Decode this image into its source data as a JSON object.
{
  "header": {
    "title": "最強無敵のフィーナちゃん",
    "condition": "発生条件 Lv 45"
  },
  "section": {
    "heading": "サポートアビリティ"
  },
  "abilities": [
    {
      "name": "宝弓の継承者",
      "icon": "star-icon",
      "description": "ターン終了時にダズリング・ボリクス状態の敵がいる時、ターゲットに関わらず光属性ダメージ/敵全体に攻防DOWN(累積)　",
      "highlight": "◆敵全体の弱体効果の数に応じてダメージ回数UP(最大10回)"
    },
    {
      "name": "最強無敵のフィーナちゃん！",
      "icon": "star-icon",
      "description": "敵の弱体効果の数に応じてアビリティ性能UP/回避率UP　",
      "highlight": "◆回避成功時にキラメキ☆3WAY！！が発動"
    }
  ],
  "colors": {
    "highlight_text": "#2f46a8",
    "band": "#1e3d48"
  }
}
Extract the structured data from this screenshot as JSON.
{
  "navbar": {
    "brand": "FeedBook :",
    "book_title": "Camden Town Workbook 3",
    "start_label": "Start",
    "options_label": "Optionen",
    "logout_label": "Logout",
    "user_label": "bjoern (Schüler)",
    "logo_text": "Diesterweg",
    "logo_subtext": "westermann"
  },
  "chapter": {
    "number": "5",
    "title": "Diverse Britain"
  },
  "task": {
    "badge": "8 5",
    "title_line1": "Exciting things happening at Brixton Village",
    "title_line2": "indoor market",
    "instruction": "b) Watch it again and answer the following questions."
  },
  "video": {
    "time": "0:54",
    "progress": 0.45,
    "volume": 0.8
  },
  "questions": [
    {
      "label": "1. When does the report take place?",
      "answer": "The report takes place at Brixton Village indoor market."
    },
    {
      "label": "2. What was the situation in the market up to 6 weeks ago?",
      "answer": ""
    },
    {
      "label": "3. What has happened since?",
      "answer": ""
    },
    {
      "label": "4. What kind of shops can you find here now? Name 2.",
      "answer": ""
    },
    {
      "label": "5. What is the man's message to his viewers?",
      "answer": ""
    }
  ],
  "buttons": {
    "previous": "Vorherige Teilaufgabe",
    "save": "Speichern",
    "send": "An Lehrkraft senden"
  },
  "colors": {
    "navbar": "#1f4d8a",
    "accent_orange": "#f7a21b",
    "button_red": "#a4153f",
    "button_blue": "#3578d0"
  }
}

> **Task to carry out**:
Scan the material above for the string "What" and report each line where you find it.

> **Final answer**:
      "label": "2. What was the situation in the market up to 6 weeks ago?",
      "label": "3. What has happened since?",
      "label": "4. What kind of shops can you find here now? Name 2.",
      "label": "5. What is the man's message to his viewers?",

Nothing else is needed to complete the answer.